The center of gravity is the balance point of the entire vehicle. Its actual position depends on location of the major components. It is always located above the road surface, and between the tires.
When a vehicle is cornering, this is the point through which all centrifugal force is assumed to act.
Its position is determined by the load carried by the front and rear wheels, that is, by how weight is distributed. In a 40%-60%, fore-and-aft, weight distribution, 40% of the weight is carried on the front wheels, 60% on the rear, and the center of gravity is closer to the rear than the front.
A weight distribution of 60-40 has the center of gravity closer to the front than the rear.
Lateral weight distribution can be expressed in the same way.
The height of the center of gravity is determined by the height of the mass above the road surface.
Every vehicle has static weight distribution, whether it is at rest, or traveling in a straight line at a steady speed. This is changed laterally by centrifugal force when the vehicle is turning, and in a fore-and-aft direction during acceleration, or braking.
During cornering, centrifugal force puts more weight on the outside wheels.
Acceleration puts more weight on the rear wheels.
Deceleration, or braking has the opposite effect.
In a turn, centrifugal force tries to push the vehicle away from the corner.
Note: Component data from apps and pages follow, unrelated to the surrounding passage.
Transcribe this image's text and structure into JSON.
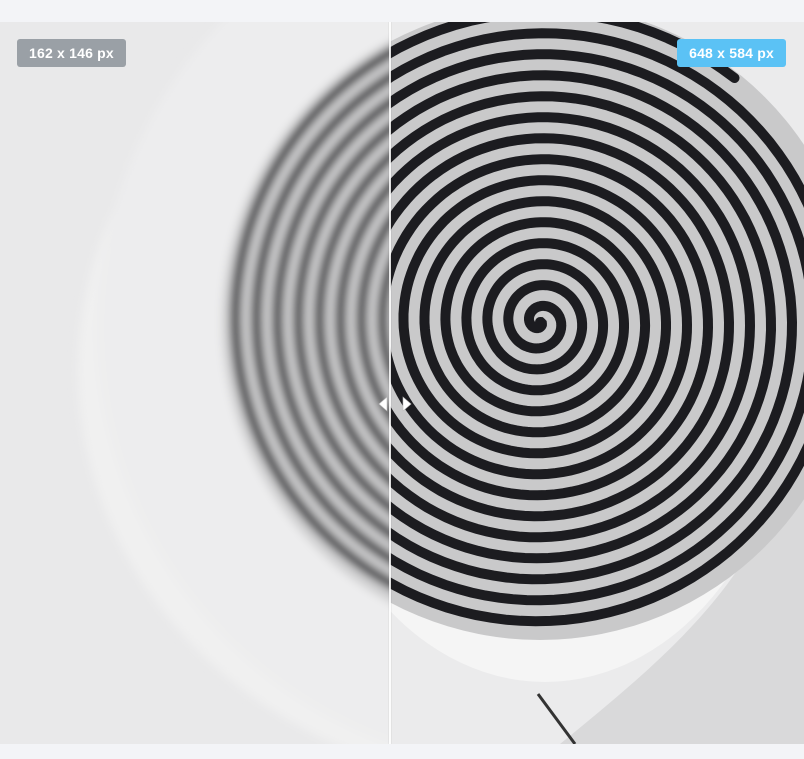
{
  "comparison": {
    "left_label": "162 x 146 px",
    "right_label": "648 x 584 px",
    "left_badge_color": "#9aa0a6",
    "right_badge_color": "#5bc2f5",
    "divider_position": 0.485
  },
  "icons": {
    "handle_left": "arrow-left-icon",
    "handle_right": "arrow-right-icon"
  }
}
This is resisted by the cornering force of the tires.
The tires have slip angles, due to the cornering forces acting on them, and since the cornering forces at front and rear may not be equal, the slip angles at front and rear can be different too.
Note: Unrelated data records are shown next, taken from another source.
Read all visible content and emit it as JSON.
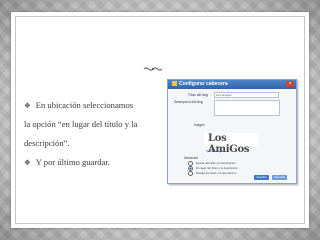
{
  "slide": {
    "bullets": [
      {
        "line1": "En ubicación seleccionamos",
        "line2": "la opción “en lugar del título y la",
        "line3": "descripción”."
      },
      {
        "line1": "Y por último guardar."
      }
    ]
  },
  "dialog": {
    "title": "Configurar cabecera",
    "close_icon": "×",
    "fields": {
      "blog_title_label": "Título del blog",
      "blog_title_value": "Los Amigos",
      "description_label": "Descripción del blog",
      "image_label": "Imagen",
      "remove_link": "Quitar imagen",
      "location_label": "Ubicación",
      "options": [
        "Detrás del título y la descripción",
        "En lugar del título y la descripción",
        "Debajo del título y la descripción"
      ],
      "selected_option_index": 1
    },
    "logo_text": "Los AmiGos",
    "buttons": {
      "save": "Guardar",
      "cancel": "Cancelar"
    }
  },
  "colors": {
    "titlebar": "#2f63a6",
    "link": "#2a5db0",
    "text": "#3b3b3b"
  },
  "icons": {
    "bullet": "diamond-bullet-icon",
    "ornament": "flourish-icon"
  }
}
With the center of gravity closer to the rear, the rear tires carry more of the weight, so they operate at a greater slip angle than the front tires. Larger side forces act on the rear tires, which causes greater tire distortion.
This condition of higher slip angles at the rear causes oversteer.
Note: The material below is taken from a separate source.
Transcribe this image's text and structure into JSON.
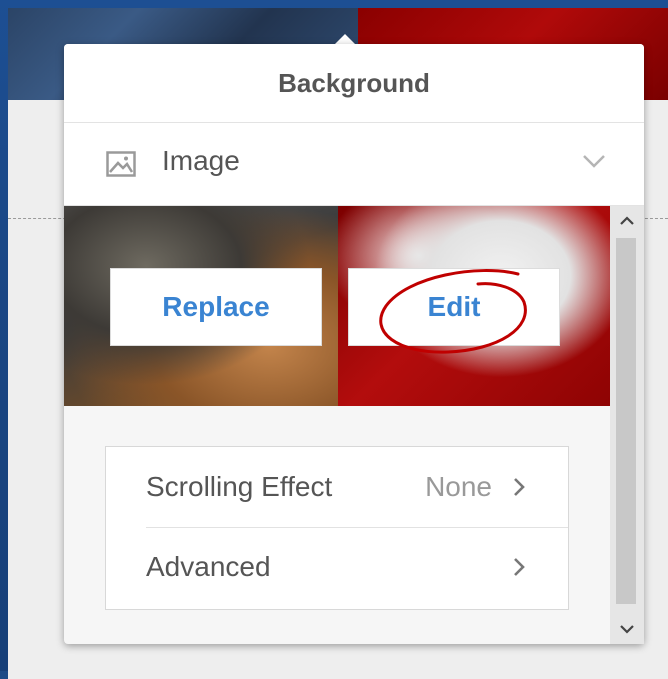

More weight on the front tires means they corner with greater slip angles than the rear.
The vehicle is then said to understeer.
With equal slip angles at front and rear, the vehicle is said to have neutral steer.
Radial ply tires generate much higher cornering forces than cross-ply tires, which is why the 2 tire types should not be used on the one vehicle.
Slip is also influenced by inflation pressures, so manufacturer recommendations should always be followed.